Minneapolis police had probable cause to search a man’s vehicle after an informant told them he had a gun inside, the Minnesota Supreme Court ruled Sept. 6 in State of Minnesota v. Mark Michael Mosley, reversing both the district court and the Court of Appeals.
On March 9, 2021, Minneapolis police received a tip from an informant who reported observing a person selling marijuana who had a firearm with an extended magazine. The individual was, according to the informant, a Black male in his mid-20s in a tan SUV. The informant also provided the license plate number as well as the vehicle’s location. However, the informant did not provide other information such as the height and weight of the person or a description of his clothing.
This tip did not come from just anyone, but it came from someone designated a confidential reliable informant (CRI). Informants become CRIs if they have a strong track record of providing reliable information to law enforcement. CRIs are typically paid or receive charging or sentencing leniency for the information that they provide.
The CRI was under contract with the Minneapolis Police Department. The department had worked with the CRI multiple times and consistently found that the CRI’s information was reliable. Information from the CRI yielded multiple investigations and subsequent arrests, charges, and convictions.
A half-hour after the tip, police stopped the vehicle that the informant described. Mark Michael Mosley was driving, and he was ordered out of the vehicle. During the search, police found a firearm concealed behind the radio.
Because Mosley had a prior conviction for a violent crime, he is prohibited from having a firearm. Mosley was charged with being a prohibited person in possession of a firearm.
Mosley filed a motion to suppress the evidence discovered during the traffic stop, including the firearm. The district court granted Mosley’s motion to suppress, finding that the corroboration of the CRI’s tip was at issue in the case.

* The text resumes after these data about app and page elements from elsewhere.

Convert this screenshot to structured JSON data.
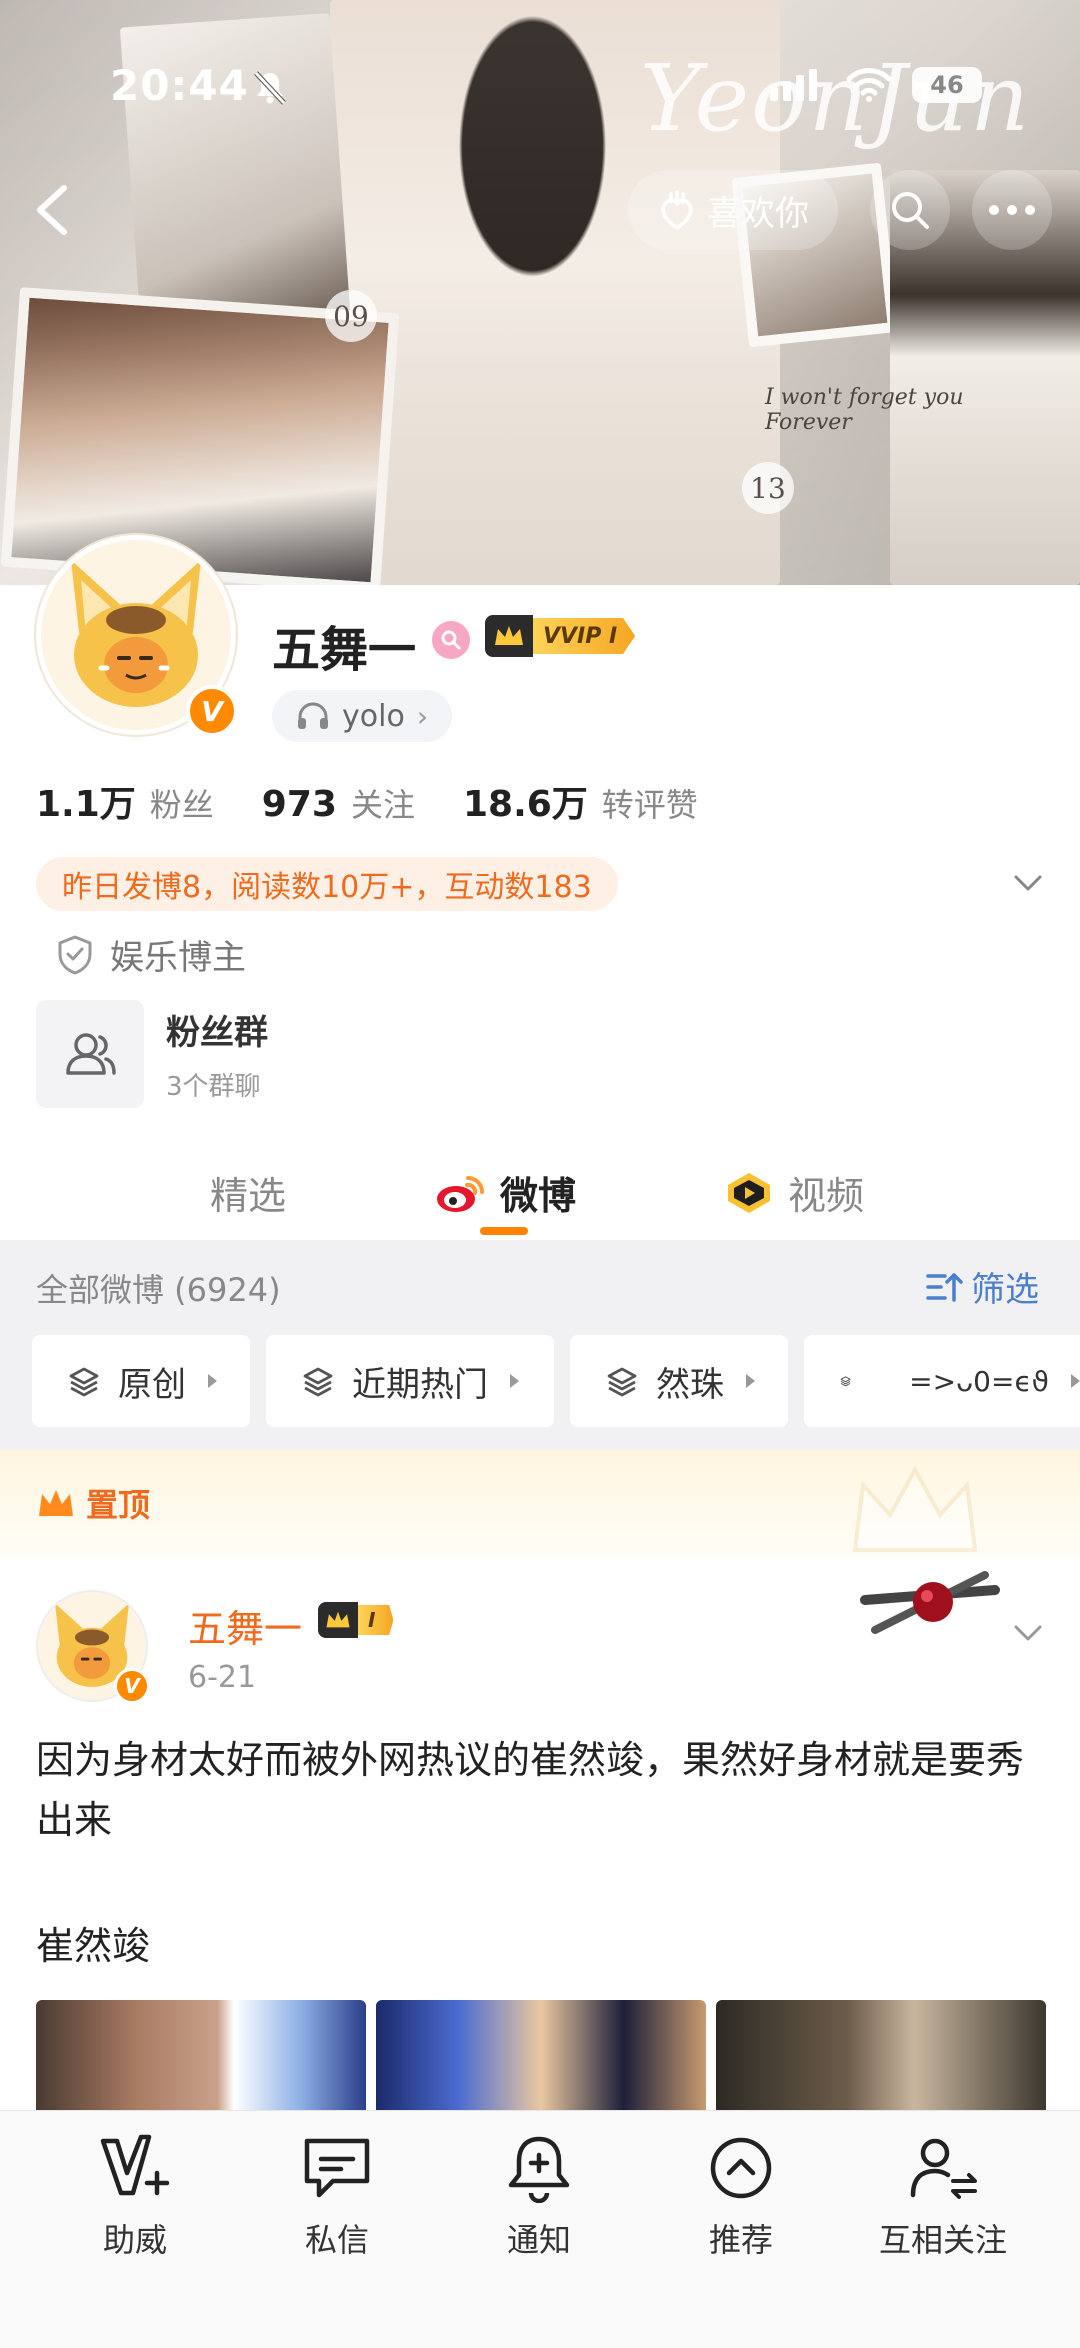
{
  "status_bar": {
    "time": "20:44",
    "battery": "46"
  },
  "banner": {
    "signature": "YeonJun",
    "number_left": "09",
    "number_right": "13",
    "caption": "I won't forget you Forever"
  },
  "header": {
    "like_label": "喜欢你"
  },
  "profile": {
    "name": "五舞一",
    "vip_label": "VVIP I",
    "music_chip": "yolo",
    "stats": [
      {
        "value": "1.1万",
        "label": "粉丝"
      },
      {
        "value": "973",
        "label": "关注"
      },
      {
        "value": "18.6万",
        "label": "转评赞"
      }
    ],
    "activity": "昨日发博8，阅读数10万+，互动数183",
    "role": "娱乐博主",
    "fans_group": {
      "title": "粉丝群",
      "subtitle": "3个群聊"
    }
  },
  "tabs": [
    {
      "label": "精选"
    },
    {
      "label": "微博"
    },
    {
      "label": "视频"
    }
  ],
  "feed": {
    "count_label": "全部微博 (6924)",
    "filter_label": "筛选",
    "chips": [
      "原创",
      "近期热门",
      "然珠",
      "=>ᴗ0=ϵϑ"
    ]
  },
  "pinned_label": "置顶",
  "post": {
    "author": "五舞一",
    "badge": "I",
    "date": "6-21",
    "text": "因为身材太好而被外网热议的崔然竣，果然好身材就是要秀出来",
    "subtitle": "崔然竣"
  },
  "bottom_bar": [
    {
      "label": "助威",
      "icon": "v-plus-icon"
    },
    {
      "label": "私信",
      "icon": "message-icon"
    },
    {
      "label": "通知",
      "icon": "bell-plus-icon"
    },
    {
      "label": "推荐",
      "icon": "chevron-up-circle-icon"
    },
    {
      "label": "互相关注",
      "icon": "mutual-follow-icon"
    }
  ],
  "colors": {
    "accent": "#ff8200",
    "orange_text": "#f06a1d",
    "link_blue": "#4a7fcf"
  }
}
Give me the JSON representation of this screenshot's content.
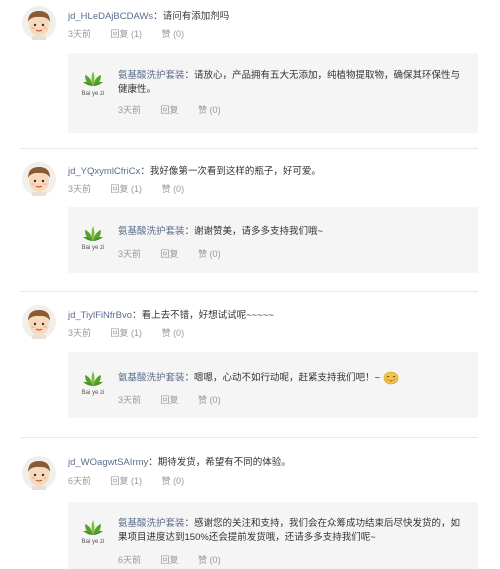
{
  "threads": [
    {
      "user": "jd_HLeDAjBCDAWs",
      "comment": "请问有添加剂吗",
      "time": "3天前",
      "reply_label": "回复 (1)",
      "like_label": "赞 (0)",
      "reply": {
        "brand": "氨基酸洗护套装",
        "text": "请放心，产品拥有五大无添加，纯植物提取物，确保其环保性与健康性。",
        "time": "3天前",
        "reply_label": "回复",
        "like_label": "赞 (0)"
      }
    },
    {
      "user": "jd_YQxymlCfriCx",
      "comment": "我好像第一次看到这样的瓶子，好可爱。",
      "time": "3天前",
      "reply_label": "回复 (1)",
      "like_label": "赞 (0)",
      "reply": {
        "brand": "氨基酸洗护套装",
        "text": "谢谢赞美，请多多支持我们哦~",
        "time": "3天前",
        "reply_label": "回复",
        "like_label": "赞 (0)"
      }
    },
    {
      "user": "jd_TiylFiNfrBvo",
      "comment": "看上去不错，好想试试呢~~~~~",
      "time": "3天前",
      "reply_label": "回复 (1)",
      "like_label": "赞 (0)",
      "reply": {
        "brand": "氨基酸洗护套装",
        "text": "嗯嗯，心动不如行动呢，赶紧支持我们吧！~",
        "time": "3天前",
        "reply_label": "回复",
        "like_label": "赞 (0)"
      }
    },
    {
      "user": "jd_WOagwtSAIrmy",
      "comment": "期待发货，希望有不同的体验。",
      "time": "6天前",
      "reply_label": "回复 (1)",
      "like_label": "赞 (0)",
      "reply": {
        "brand": "氨基酸洗护套装",
        "text": "感谢您的关注和支持，我们会在众筹成功结束后尽快发货的，如果项目进度达到150%还会提前发货哦，还请多多支持我们呢~",
        "time": "6天前",
        "reply_label": "回复",
        "like_label": "赞 (0)"
      }
    }
  ],
  "brand_logo_text": "Bai ye zi",
  "colors": {
    "username": "#5a6e8c",
    "meta": "#999999",
    "reply_bg": "#f5f5f5",
    "logo_green": "#5aa02c"
  }
}
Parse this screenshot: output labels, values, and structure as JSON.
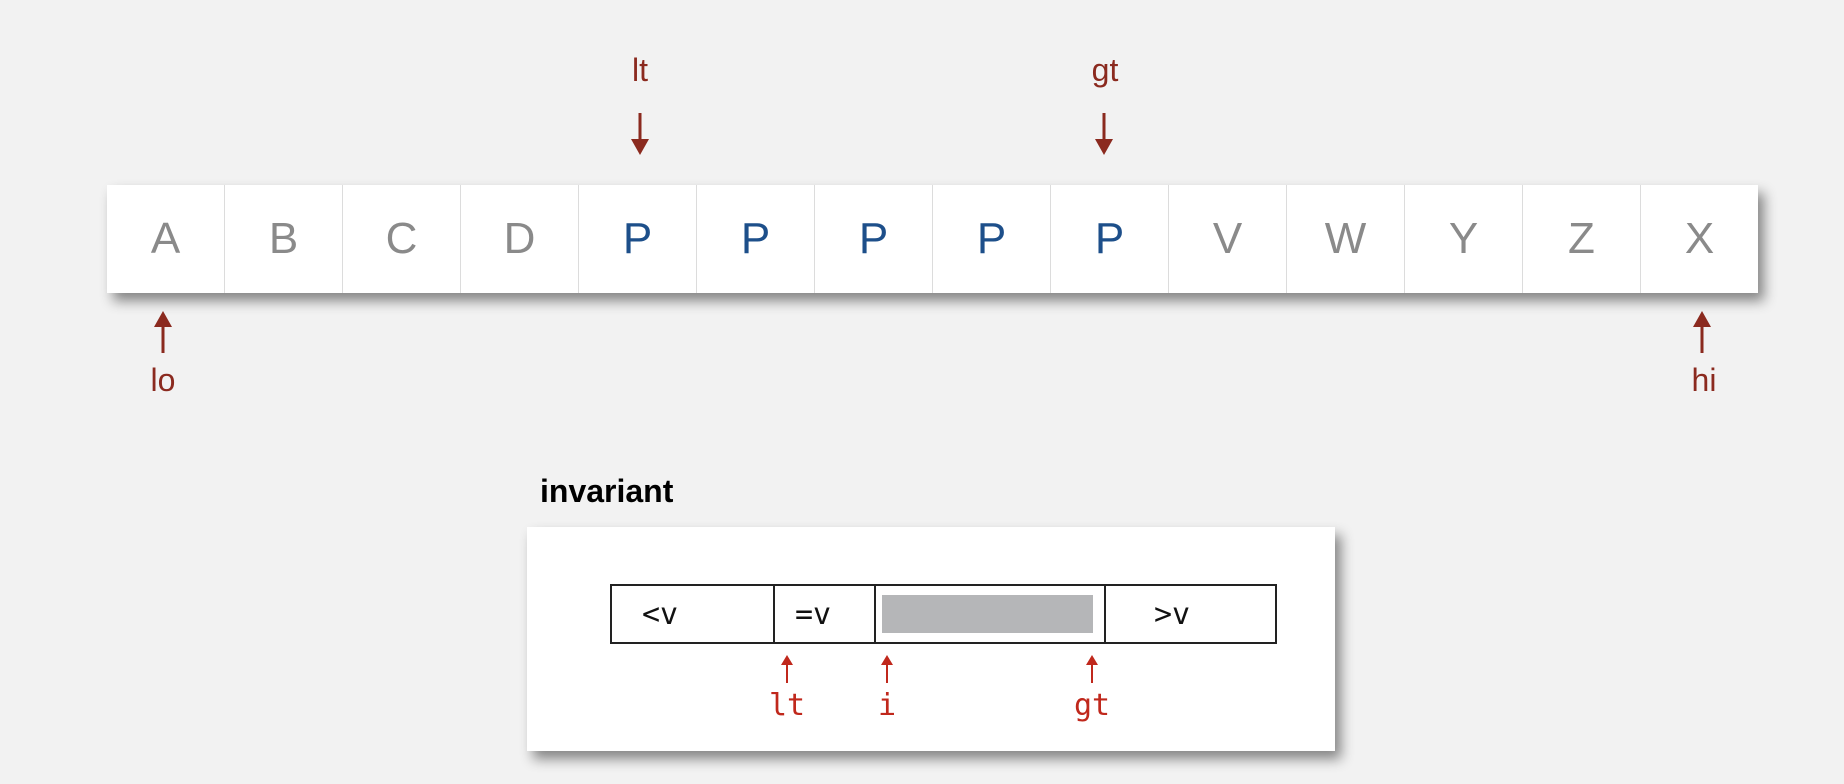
{
  "array": {
    "cells": [
      "A",
      "B",
      "C",
      "D",
      "P",
      "P",
      "P",
      "P",
      "P",
      "V",
      "W",
      "Y",
      "Z",
      "X"
    ],
    "equal_value": "P"
  },
  "pointers": {
    "lt": "lt",
    "gt": "gt",
    "lo": "lo",
    "hi": "hi"
  },
  "invariant": {
    "title": "invariant",
    "segments": {
      "less": "<v",
      "equal": "=v",
      "greater": ">v"
    },
    "labels": {
      "lt": "lt",
      "i": "i",
      "gt": "gt"
    }
  },
  "colors": {
    "pointer": "#8b2a1f",
    "invariant_pointer": "#c0281c",
    "equal_key": "#1d4f8a",
    "other_key": "#8a8a8a",
    "unknown_region": "#b5b6b8"
  }
}
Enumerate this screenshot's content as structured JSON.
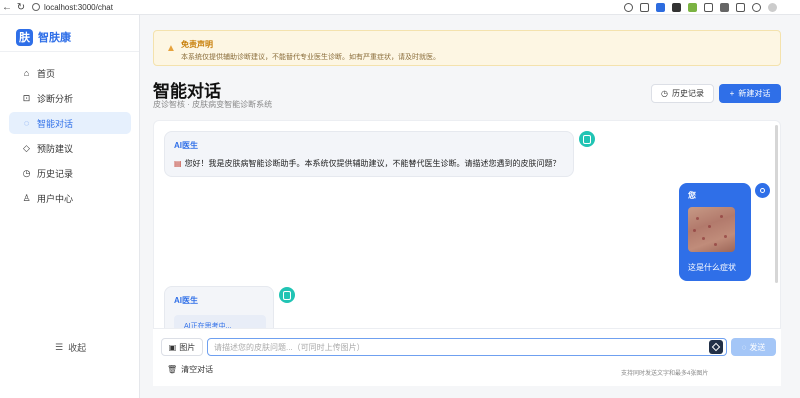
{
  "browser": {
    "url": "localhost:3000/chat",
    "back_icon": "back-arrow-icon",
    "reload_icon": "reload-icon"
  },
  "sidebar": {
    "logo_mark": "肤",
    "logo_text": "智肤康",
    "items": [
      {
        "label": "首页",
        "icon": "home-icon",
        "glyph": "⌂"
      },
      {
        "label": "诊断分析",
        "icon": "diagnosis-icon",
        "glyph": "⊡"
      },
      {
        "label": "智能对话",
        "icon": "chat-icon",
        "glyph": "◌"
      },
      {
        "label": "预防建议",
        "icon": "shield-icon",
        "glyph": "◇"
      },
      {
        "label": "历史记录",
        "icon": "clock-icon",
        "glyph": "◷"
      },
      {
        "label": "用户中心",
        "icon": "user-icon",
        "glyph": "♙"
      }
    ],
    "collapse_label": "收起"
  },
  "disclaimer": {
    "title": "免责声明",
    "body": "本系统仅提供辅助诊断建议，不能替代专业医生诊断。如有严重症状，请及时就医。"
  },
  "header": {
    "title": "智能对话",
    "subtitle": "皮诊智核 · 皮肤病变智能诊断系统",
    "history_label": "历史记录",
    "new_chat_label": "新建对话"
  },
  "chat": {
    "messages": [
      {
        "sender": "AI医生",
        "text": "您好！我是皮肤病智能诊断助手。本系统仅提供辅助建议，不能替代医生诊断。请描述您遇到的皮肤问题？"
      },
      {
        "sender": "您",
        "text": "这是什么症状"
      },
      {
        "sender": "AI医生",
        "text": "AI正在思考中..."
      }
    ]
  },
  "input": {
    "image_label": "图片",
    "placeholder": "请描述您的皮肤问题...（可同时上传图片）",
    "send_label": "发送",
    "clear_label": "清空对话",
    "hint": "支持同时发送文字和最多4张图片"
  },
  "colors": {
    "accent": "#2f6fe8",
    "ai_avatar": "#21c4b4",
    "warning": "#e6a23c"
  }
}
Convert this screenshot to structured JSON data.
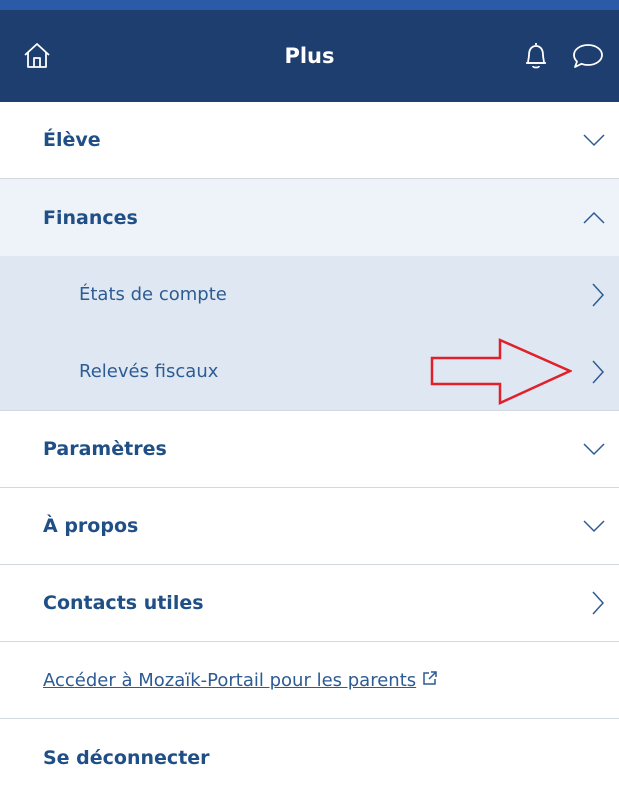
{
  "header": {
    "title": "Plus",
    "left_icon": "home-icon",
    "right_icons": [
      "bell-icon",
      "chat-bubble-icon"
    ],
    "colors": {
      "bar": "#1d3e6e",
      "top_strip": "#2a5aa8"
    }
  },
  "menu": {
    "items": [
      {
        "label": "Élève",
        "state": "collapsed",
        "icon": "chevron-down-icon"
      },
      {
        "label": "Finances",
        "state": "expanded",
        "icon": "chevron-up-icon",
        "children": [
          {
            "label": "États de compte",
            "icon": "chevron-right-icon"
          },
          {
            "label": "Relevés fiscaux",
            "icon": "chevron-right-icon",
            "annotation": "red-arrow-pointer"
          }
        ]
      },
      {
        "label": "Paramètres",
        "state": "collapsed",
        "icon": "chevron-down-icon"
      },
      {
        "label": "À propos",
        "state": "collapsed",
        "icon": "chevron-down-icon"
      },
      {
        "label": "Contacts utiles",
        "icon": "chevron-right-icon"
      }
    ]
  },
  "portal_link": {
    "label": "Accéder à Mozaïk-Portail pour les parents",
    "icon": "external-link-icon"
  },
  "logout": {
    "label": "Se déconnecter"
  },
  "colors": {
    "text_primary": "#1f4f86",
    "expanded_bg": "#eef3f9",
    "sub_bg": "#dfe8f2",
    "annotation": "#e0202a"
  }
}
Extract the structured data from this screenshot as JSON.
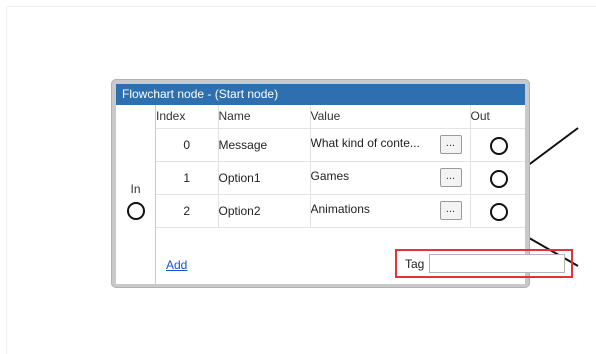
{
  "node": {
    "title": "Flowchart node - (Start node)",
    "in_label": "In",
    "columns": [
      "Index",
      "Name",
      "Value",
      "Out"
    ],
    "rows": [
      {
        "index": "0",
        "name": "Message",
        "value": "What kind of conte...",
        "button": "..."
      },
      {
        "index": "1",
        "name": "Option1",
        "value": "Games",
        "button": "..."
      },
      {
        "index": "2",
        "name": "Option2",
        "value": "Animations",
        "button": "..."
      }
    ],
    "add_label": "Add",
    "tag_label": "Tag",
    "tag_value": ""
  },
  "colors": {
    "title_bar": "#2e6fb0",
    "highlight": "#e2333b",
    "link": "#1a4fd6"
  }
}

It found that, because the police could corroborate only “minor details,” such as the car’s description and location, there was not enough there to establish the informant’s basis of knowledge.
Considering the State’s appeal, the Minnesota Court of Appeals agreed that there were questions about corroboration. It found the police corroborated only “easily-obtained details.” However, the court’s decision was not unanimous. Judge Louise Bjorkman opined that the CRI had direct, firsthand knowledge of Mosley’s firearm possession. Due to this knowledge, Bjorkman found that the police were not required to corroborate more details.
The point of contention between the State and Mosley was whether there was probable cause to search Mosley’s vehicle. The parties disagreed about whether the car was sufficiently connected to unlawful activity to permit police to search it. Mosley argued that the CRI failed to allege facts connecting the gun to the vehicle. Conversely, the State maintained that the CRI personally saw a person with a gun inside of the car.
“The record demonstrates that the informant who provided the tip had documented veracity and a legitimate basis of knowledge,” said Sarah Vokes, senior assistant Hennepin County attorney. “The tip gave the officers probable cause.”
“Because this tip was from someone known to be truthful, and that this person gave a firsthand account of seeing the suspect with a weapon in the car, this provided police with probable cause to believe that particular car contained a weapon,” added Volkes.
The Supreme Court, citing precedent, concluded that having a firearm out in a vehicle was sufficient to create probability that there was unlawful activity happening.
The State and Mosley also argued over the reliability and corroboration of the informant’s tip. Although Mosley contested the CRI’s reliability, the court disagreed. Agreeing with both the district court and the court of appeals, the Minnesota Supreme Court concluded that the CRI’s tip was reliable based on the fact that the CRI’s information had been acted on several times by the police in the past and had proven accurate.
Mosley argued that, even if the CRI was reliable, the State did not establish the CRI’s knowledge basis by sufficiently corroborating the tip. By not corroborating further, Mosley contends that the State did not establish probable cause.
“When this vehicle was stopped, probably close to 40 minutes after the tip, the arresting sergeant only had a description of a young Black male with a gun. That is it,” said Paul Maravigli, assistant public defender. “If that does not invite racial profiling, I don’t know what does.”
“What did he look like?” Maravigli asked. “What did his clothes look like? Was he short? Tall? Fat? Skinny? Did he have facial hair? Was he wearing a hat?”
The State contended that the preferred way to establish the CRI’s knowledge base was direct personal observation. It pointed to previous cases where the court concluded that there was sufficient knowledge basis when police corroborated only minor details. The court noted that police corroborated the vehicle, the license plate number, and its location. While the district court characterized this corroboration as “easily obtained,” the Supreme Court found that it strengthened the veracity of the CRI’s tip.
“The Informant’s past reliability, personal observations, and police corroboration of some of the details in the tip, when considered together, convince us that the State met its burden and established probable cause to search the vehicle that Mosley was driving,” the court wrote.
The justices remanded the case to the district court “for further proceedings consistent with this opinion.”